On Dec. 6, Adam LaRoche boarded a plane and had no idea where it would land. He had agreed to join the Chairman USO Holiday Tour, which for the second straight year asked the Nationals to take part. Last winter, pitchers Ross Detwiler and Craig Stammen traveled overseas to visit troops on a trip led by Chairman of the Joint Chiefs of Staff Gen. Martin Dempsey.
LaRoche had let it be known, to both the Nationals and to Dempsey himself, he would like to go this year. Dempsey not only invited him on the tour, but he also allowed him to invite three famous hunting buddies: Willie and Jep Robertson of “Duck Dynasty” fame and former Patriots tackle Matt Light. Comedian Thomas Miles and singer Alison Haislip also joined.
All six were told to pack a suitcase for one week, with clothes suitable for temperatures between 30 and 80 degrees. For security purposes, they could not be told where they were going.
In one week, the group flew to Greece, Afghanistan, Italy and Germany, performing shows in front of troops, visiting hospitals and, most importantly for LaRoche, meeting and speaking with soldiers.
“They were blown away,” LaRoche told reporters Friday night over dinner at Occidental Grill. “They were so blown away that you’d think nobody’s ever been over there. There’s been a lot of shows that go through, but I think every time they just appreciate it so much.”
The others in the group performed. LaRoche stood on stage, too, but most of his interaction came one-on-one. The soldiers asked him about the Nationals’ chances in 2014 and about the toughest pitchers to face. During the shows, the same thought kept occurring to LaRoche.
“I’m thinking, ‘What could I possibly say to relate to these guys?’ ” LaRoche said. “It’s not easy for me, for sure. I feel like – and I told them this – like we should be sitting down there and some of you guys, specifically some of the older sergeants and generals, you guys should be up here talking to us. I don’t need to be up here trying to motivate you.”
The group listened to incredible stories and saw the effects of some of them of up close. They visited Camp Leatherneck in Afghanistan. There, some troops had just returned from a 72-hour battle.
“A couple guys shot,” LaRoche said. “One guy blown up while we were there, but we didn’t see him until this morning in Germany. We saw him in the hospital in Germany.”
“I met that guy in Afghanistan!” Willie Robertson said. “I met him, took a picture with him, two days later I’m in Germany, he’s in the hospital bed. I walked in I was like, ‘Ah, good to see you again.’ He actually was way better than when I saw him in Afghanistan. He had a full neck brace and was pretty loopy, couldn’t hardly talk. In Germany he was like, ‘Hey there.’ He’s already told his family that he had met me, so this time he had all these questions about the show.”
“We met a special ops guy who got shot twice,” LaRoche said. “Took a round through the leg and then one in the back.”
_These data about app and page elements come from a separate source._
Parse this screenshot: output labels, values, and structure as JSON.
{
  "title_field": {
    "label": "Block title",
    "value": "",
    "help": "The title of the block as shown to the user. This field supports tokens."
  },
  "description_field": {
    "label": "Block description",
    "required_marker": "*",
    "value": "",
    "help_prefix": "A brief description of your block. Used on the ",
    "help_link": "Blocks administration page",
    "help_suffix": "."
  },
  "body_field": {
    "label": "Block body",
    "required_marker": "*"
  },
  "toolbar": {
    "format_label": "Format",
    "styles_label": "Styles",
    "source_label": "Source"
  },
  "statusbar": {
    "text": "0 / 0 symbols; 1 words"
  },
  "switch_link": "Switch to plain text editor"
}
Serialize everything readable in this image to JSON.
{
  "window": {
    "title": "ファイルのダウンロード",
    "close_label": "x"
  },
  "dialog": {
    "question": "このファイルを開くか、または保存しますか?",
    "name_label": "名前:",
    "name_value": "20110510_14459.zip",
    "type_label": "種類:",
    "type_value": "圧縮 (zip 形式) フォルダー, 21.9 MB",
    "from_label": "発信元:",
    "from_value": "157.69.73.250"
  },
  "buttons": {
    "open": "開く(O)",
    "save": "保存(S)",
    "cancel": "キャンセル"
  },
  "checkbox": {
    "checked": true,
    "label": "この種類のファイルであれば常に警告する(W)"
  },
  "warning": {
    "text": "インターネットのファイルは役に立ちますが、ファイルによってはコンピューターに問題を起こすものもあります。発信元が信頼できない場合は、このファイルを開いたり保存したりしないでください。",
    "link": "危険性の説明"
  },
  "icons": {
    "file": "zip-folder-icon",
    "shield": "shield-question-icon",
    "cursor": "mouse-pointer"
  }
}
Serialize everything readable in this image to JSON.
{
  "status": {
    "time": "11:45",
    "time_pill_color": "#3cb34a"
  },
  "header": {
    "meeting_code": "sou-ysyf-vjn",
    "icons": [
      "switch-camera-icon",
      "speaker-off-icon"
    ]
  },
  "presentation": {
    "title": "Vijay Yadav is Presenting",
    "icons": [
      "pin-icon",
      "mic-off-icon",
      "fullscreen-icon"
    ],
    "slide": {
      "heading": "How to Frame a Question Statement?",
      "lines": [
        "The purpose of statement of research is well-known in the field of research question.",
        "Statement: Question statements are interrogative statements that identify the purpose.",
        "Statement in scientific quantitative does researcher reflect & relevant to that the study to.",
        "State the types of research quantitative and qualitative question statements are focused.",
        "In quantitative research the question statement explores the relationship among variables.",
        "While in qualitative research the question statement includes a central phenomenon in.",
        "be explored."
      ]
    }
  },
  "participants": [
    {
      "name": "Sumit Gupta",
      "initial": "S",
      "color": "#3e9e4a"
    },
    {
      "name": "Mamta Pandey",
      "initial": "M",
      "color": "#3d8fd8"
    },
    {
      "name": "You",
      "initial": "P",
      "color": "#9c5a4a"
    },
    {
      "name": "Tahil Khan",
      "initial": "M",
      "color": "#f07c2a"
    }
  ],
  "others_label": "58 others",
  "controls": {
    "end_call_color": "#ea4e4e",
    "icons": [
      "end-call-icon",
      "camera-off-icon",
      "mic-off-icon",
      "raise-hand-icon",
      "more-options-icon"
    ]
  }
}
LaRoche has always shown a patriotic bent. He takes time to meet with veterans and officers when they stop by Nationals Park. All the members of the tour took something away from the trip – Willie was amazed at the logistical force needed to create a base camp. LaRoche earned a new appreciation for the burden and the sacrifice soldiers face.
“Every time I look at the flag, and I look at it every night when they play the national anthem,” LaRoche said. “Can’t say I’ve ever really looked at the flag and thought ‘Somebody paid the price for that.’ I will hope it’s going to be a lot easier to not take those things for granted. If you’ve been there with the troops, if we really got to see, we wouldn’t take for granted.”